**What you are asked to do:**
Copy each line of the data below exactly, leaving out pictures.

(Source data)
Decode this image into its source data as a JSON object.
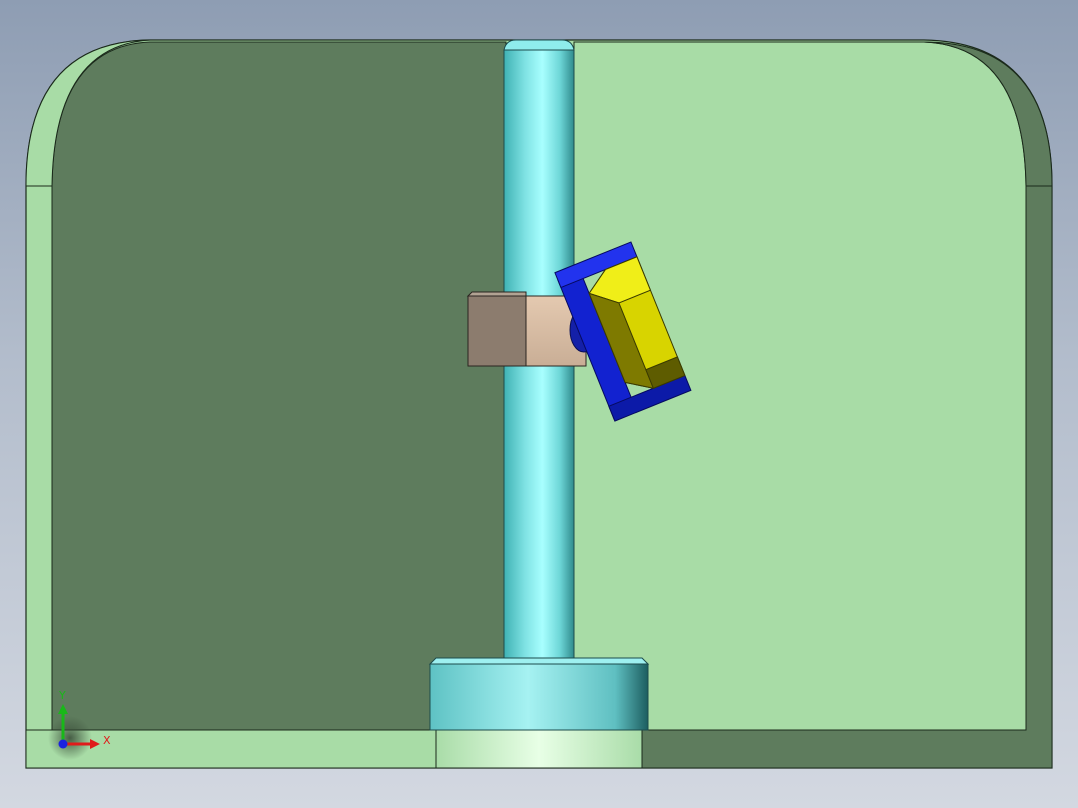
{
  "viewport": {
    "background_top": "#8e9db3",
    "background_bottom": "#d3d8e1"
  },
  "triad": {
    "x_label": "X",
    "y_label": "Y",
    "x_color": "#e01b1b",
    "y_color": "#18b818",
    "z_color": "#1a22e0"
  },
  "colors": {
    "frame_light": "#a8dca6",
    "frame_dark": "#5e7c5d",
    "post": "#7fe6e6",
    "collar": "#d5b9a0",
    "block": "#8c7c6e",
    "clamp_blue": "#1222d0",
    "clamp_yellow": "#d8d400"
  },
  "model": {
    "parts": [
      "frame",
      "post",
      "base-cylinder",
      "collar-block",
      "clamp-head"
    ]
  }
}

**Task output:**
Decode this image into its source data as a JSON object.
{
  "viewport": {
    "background_top": "#8e9db3",
    "background_bottom": "#d3d8e1"
  },
  "triad": {
    "x_label": "X",
    "y_label": "Y",
    "x_color": "#e01b1b",
    "y_color": "#18b818",
    "z_color": "#1a22e0"
  },
  "colors": {
    "frame_light": "#a8dca6",
    "frame_dark": "#5e7c5d",
    "post": "#7fe6e6",
    "collar": "#d5b9a0",
    "block": "#8c7c6e",
    "clamp_blue": "#1222d0",
    "clamp_yellow": "#d8d400"
  },
  "model": {
    "parts": [
      "frame",
      "post",
      "base-cylinder",
      "collar-block",
      "clamp-head"
    ]
  }
}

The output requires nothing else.